“Prior to this, I was working in the probation space as a Senior Practitioner, which involved writing pre-sentence reports for people under our management. And so, I’d interview them, interview their family, interview their employers, and basically write reports based on their interview and make recommendations to judges on available sentence options.”
“Then I just grew a love for working with the people, especially in the community because in that space you actually get to sit and connect with them and hear some stories about who they are, and what makes them tick, and how they ended up on community work. So, I really made a good connection with the people, and that's what kept me here, and wanting to move forward and do as much as I could in terms of Te Ao Māori. Because I found a lot of the people I was talking to were Māori.”

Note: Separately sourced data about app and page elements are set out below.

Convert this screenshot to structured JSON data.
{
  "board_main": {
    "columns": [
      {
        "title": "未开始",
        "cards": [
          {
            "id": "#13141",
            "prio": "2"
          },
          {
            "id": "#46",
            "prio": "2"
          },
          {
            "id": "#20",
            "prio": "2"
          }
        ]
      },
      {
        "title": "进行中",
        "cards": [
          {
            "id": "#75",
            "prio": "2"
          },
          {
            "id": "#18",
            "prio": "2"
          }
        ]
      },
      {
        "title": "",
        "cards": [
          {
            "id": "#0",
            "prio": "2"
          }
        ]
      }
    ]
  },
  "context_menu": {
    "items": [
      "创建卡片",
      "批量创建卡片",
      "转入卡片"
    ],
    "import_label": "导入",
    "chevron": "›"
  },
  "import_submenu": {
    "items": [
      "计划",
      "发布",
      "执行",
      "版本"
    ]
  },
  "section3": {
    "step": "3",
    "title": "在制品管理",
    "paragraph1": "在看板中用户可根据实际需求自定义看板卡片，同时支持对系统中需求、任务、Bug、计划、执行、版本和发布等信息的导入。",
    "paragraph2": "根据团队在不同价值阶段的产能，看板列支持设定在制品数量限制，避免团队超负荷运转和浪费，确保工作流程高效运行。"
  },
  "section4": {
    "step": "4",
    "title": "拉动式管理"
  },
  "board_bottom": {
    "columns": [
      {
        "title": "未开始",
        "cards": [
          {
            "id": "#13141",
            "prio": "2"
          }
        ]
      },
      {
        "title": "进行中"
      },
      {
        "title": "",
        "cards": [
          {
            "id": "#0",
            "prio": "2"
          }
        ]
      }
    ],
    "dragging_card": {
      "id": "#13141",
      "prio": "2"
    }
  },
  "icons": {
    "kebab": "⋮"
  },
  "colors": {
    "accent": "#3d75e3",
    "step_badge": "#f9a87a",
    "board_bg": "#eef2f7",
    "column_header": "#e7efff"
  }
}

GUIDING THE WAY
Hinemoa says that in her current role, she has the opportunity to further develop that passion for Te Ao Maori.
“It's given me a massive appreciation for my culture, and having the opportunity and ability to work within a Crown agency at this level, guiding people through tikanga Māori, kaupapa Māori, and Te Ao Māori in general.
She says she feels honoured, privileged to be working on something so new in the Corrections space.
“And a little bit of pressure, because to do a good job is something that is always in the back of my mind, to do justice to the role.
“I’m hoping to change the culture of Corrections and hopefully that might spill over and fill into other government agencies. If anything, I'd like some of our tikanga and practices to become natural, or business as usual. Something that people just instinctively do.
“Prior to our new strategy Hōkai Rangi coming out, we were focused on the individual, whereas this shift has moved us to focus on the collective to support the individual, which, in Te Ao Māori, is how we normally work. We're not an individual culture, we're a collective or communal culture. And by taking care of the iwi, we instinctively take care of the whānau, which instinctively takes care of the tangata, or the person.
Knowing that the mahi we do within Corrections is hopefully going to impress, or build the world that my children will grow up in and take over one day, that’s something good I'd like to leave them.”
Ready to make a move?
Start your journey - check out the a list of our current opportunities then apply online today!